The attack on Idlib (a province that has proven to be a haven for terrorists, a place where the United States destroyed the head of the Islamist terrorist organization al-Baghdadi a little earlier – approx. Ed.) Led to the devastation of several towns and villages near the line of fire and caused the outflow of a million refugees to the border of Turkey – and all this in conditions of cold and poverty. Turkey, using the intelligence support of the United States, then sent troops to the Syrian province of Idlib to stop the offensive of the Syrian army.
Before that, President Erdogan used his personal relations with Russian President Vladimir Putin to agree on a series of truces. [по Идлибу]. But the winter offensive of the Syrian army with Russian air support [против боевиков в Идлибе] It was marked by such destructive power that it pushed Turkey to open opposition to the actions of Russia. Of decisive importance was the strike of the Russian Air Force on the Turkish military convoy, which killed 34 Turkish soldiers in February.

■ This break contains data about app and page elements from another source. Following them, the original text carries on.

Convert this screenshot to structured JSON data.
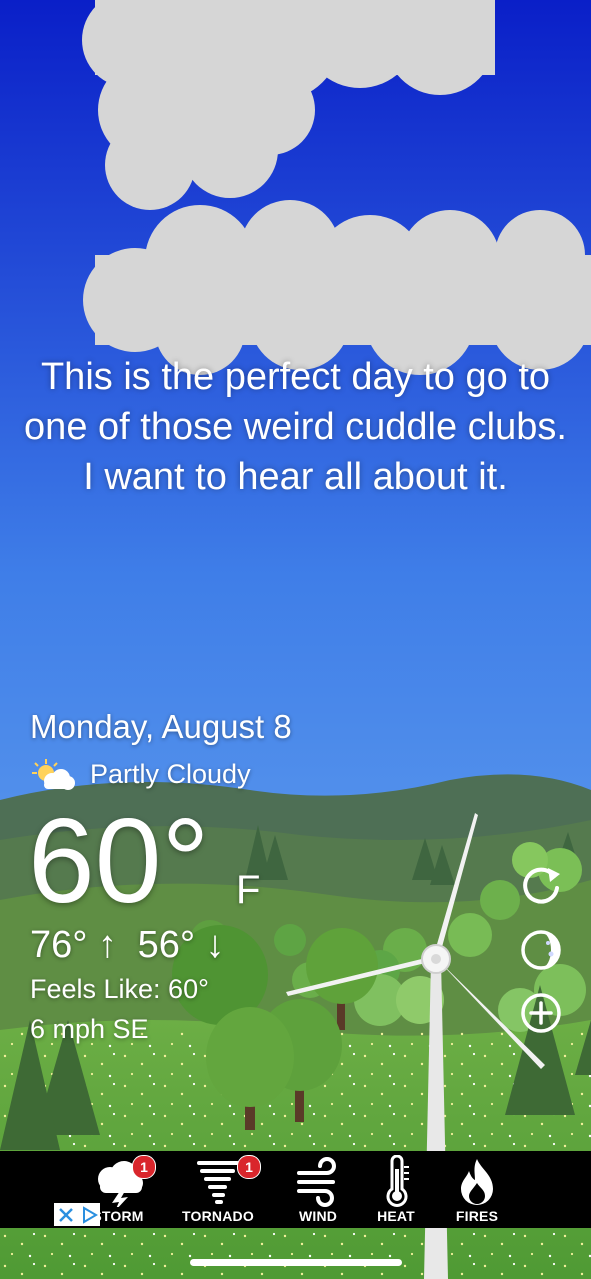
{
  "message": "This is the perfect day to go to one of those weird cuddle clubs. I want to hear all about it.",
  "weather": {
    "date": "Monday, August 8",
    "condition": "Partly Cloudy",
    "condition_icon": "partly-cloudy-icon",
    "temperature": "60°",
    "unit": "F",
    "high": "76° ↑",
    "low": "56° ↓",
    "feels_like": "Feels Like: 60°",
    "wind": "6 mph SE"
  },
  "side_actions": [
    {
      "name": "refresh",
      "icon": "refresh-icon"
    },
    {
      "name": "moon-phase",
      "icon": "moon-icon"
    },
    {
      "name": "add",
      "icon": "plus-circle-icon"
    }
  ],
  "tabs": [
    {
      "label": "STORM",
      "icon": "storm-icon",
      "badge": "1"
    },
    {
      "label": "TORNADO",
      "icon": "tornado-icon",
      "badge": "1"
    },
    {
      "label": "WIND",
      "icon": "wind-icon",
      "badge": ""
    },
    {
      "label": "HEAT",
      "icon": "thermometer-icon",
      "badge": ""
    },
    {
      "label": "FIRES",
      "icon": "fire-icon",
      "badge": ""
    }
  ],
  "colors": {
    "sky_top": "#0a1fc8",
    "sky_bottom": "#6aaaf0",
    "grass": "#5aa03a",
    "tabbar": "#000000",
    "badge": "#d9262c"
  }
}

“There has always been an illusion that Turkey in this big game was in the same team as Russia,” expert Aydintashbash said. “Now this illusion is destroyed.”
The US Special Representative for Syria, Mr. James Jeffrey, openly praised Turkey’s actions to deter the Syrian-Russian offensive on Syrian territory. He noted the importance of maintaining a bridgehead in Syria for the Syrian opposition. “We strongly support the ceasefire, we are entirely for the hostilities of Turkey,” said James Jeffrey during a video conference with the Atlantic Council in April.
This shift in positions of the parties does not mean, however, that Turkey will completely turn its back on Russia, analysts say.
“Turkey is simply pursuing a balanced policy,” says Miss Aydintashbash.
And yet, the main American pain poisoning relations with Turkey – nevertheless, Turkey’s successful purchase of Russian S-400 missiles – this problem remains unresolved.
Having serious economic difficulties due to the coronavirus pandemic, Mr. Erdogan softened his tone, trying to gain time for economic recovery. He has not yet activated the anti-aircraft missile system purchased from the Russians, although such a move was already expected in April. Many analysts believe that Erdogan simply decided to wait to evade US sanctions, as well as negotiate some kind of profitable deal with the US central bank (Federal Reserve).
Even if Erdogan does not complete this deal, reducing tension with Washington could help improve the overall investment climate – this is the opinion of Mrs. Aydintashbash, working for the Western think tank.
“Are we dealing with a new phase of cooperation? I think now it’s just a window of opportunity that suddenly opens,” says Mr. Unluhisardzhikli from the US Marshall Fund in Turkey. Carlotta Gall – Head of Istanbul New York Times